• Data extracted from a collection:

--- START ---

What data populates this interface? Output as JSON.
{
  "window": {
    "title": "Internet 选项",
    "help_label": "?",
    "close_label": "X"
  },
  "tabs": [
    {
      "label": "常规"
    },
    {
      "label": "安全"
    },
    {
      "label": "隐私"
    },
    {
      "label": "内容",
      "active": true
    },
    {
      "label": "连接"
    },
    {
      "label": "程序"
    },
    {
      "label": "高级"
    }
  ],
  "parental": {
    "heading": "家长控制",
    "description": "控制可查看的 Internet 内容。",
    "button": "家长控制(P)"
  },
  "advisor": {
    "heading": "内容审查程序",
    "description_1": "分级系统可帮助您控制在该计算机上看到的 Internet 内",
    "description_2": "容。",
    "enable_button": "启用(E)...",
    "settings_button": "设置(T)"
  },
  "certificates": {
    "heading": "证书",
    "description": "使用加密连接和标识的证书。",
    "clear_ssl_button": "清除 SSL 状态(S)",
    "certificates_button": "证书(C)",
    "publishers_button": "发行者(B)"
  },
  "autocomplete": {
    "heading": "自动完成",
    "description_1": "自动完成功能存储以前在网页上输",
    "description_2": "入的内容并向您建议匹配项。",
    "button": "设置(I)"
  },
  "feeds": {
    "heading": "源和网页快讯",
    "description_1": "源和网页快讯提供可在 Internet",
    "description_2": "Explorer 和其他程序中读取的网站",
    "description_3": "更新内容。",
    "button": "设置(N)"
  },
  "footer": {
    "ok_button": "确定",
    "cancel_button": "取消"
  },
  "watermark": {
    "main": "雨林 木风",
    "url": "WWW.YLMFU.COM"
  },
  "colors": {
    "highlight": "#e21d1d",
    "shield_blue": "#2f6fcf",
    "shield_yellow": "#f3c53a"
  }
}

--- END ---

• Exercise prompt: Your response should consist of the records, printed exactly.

• Response to the exercise:
What data populates this interface? Output as JSON.
{
  "window": {
    "title": "Internet 选项",
    "help_label": "?",
    "close_label": "X"
  },
  "tabs": [
    {
      "label": "常规"
    },
    {
      "label": "安全"
    },
    {
      "label": "隐私"
    },
    {
      "label": "内容",
      "active": true
    },
    {
      "label": "连接"
    },
    {
      "label": "程序"
    },
    {
      "label": "高级"
    }
  ],
  "parental": {
    "heading": "家长控制",
    "description": "控制可查看的 Internet 内容。",
    "button": "家长控制(P)"
  },
  "advisor": {
    "heading": "内容审查程序",
    "description_1": "分级系统可帮助您控制在该计算机上看到的 Internet 内",
    "description_2": "容。",
    "enable_button": "启用(E)...",
    "settings_button": "设置(T)"
  },
  "certificates": {
    "heading": "证书",
    "description": "使用加密连接和标识的证书。",
    "clear_ssl_button": "清除 SSL 状态(S)",
    "certificates_button": "证书(C)",
    "publishers_button": "发行者(B)"
  },
  "autocomplete": {
    "heading": "自动完成",
    "description_1": "自动完成功能存储以前在网页上输",
    "description_2": "入的内容并向您建议匹配项。",
    "button": "设置(I)"
  },
  "feeds": {
    "heading": "源和网页快讯",
    "description_1": "源和网页快讯提供可在 Internet",
    "description_2": "Explorer 和其他程序中读取的网站",
    "description_3": "更新内容。",
    "button": "设置(N)"
  },
  "footer": {
    "ok_button": "确定",
    "cancel_button": "取消"
  },
  "watermark": {
    "main": "雨林 木风",
    "url": "WWW.YLMFU.COM"
  },
  "colors": {
    "highlight": "#e21d1d",
    "shield_blue": "#2f6fcf",
    "shield_yellow": "#f3c53a"
  }
}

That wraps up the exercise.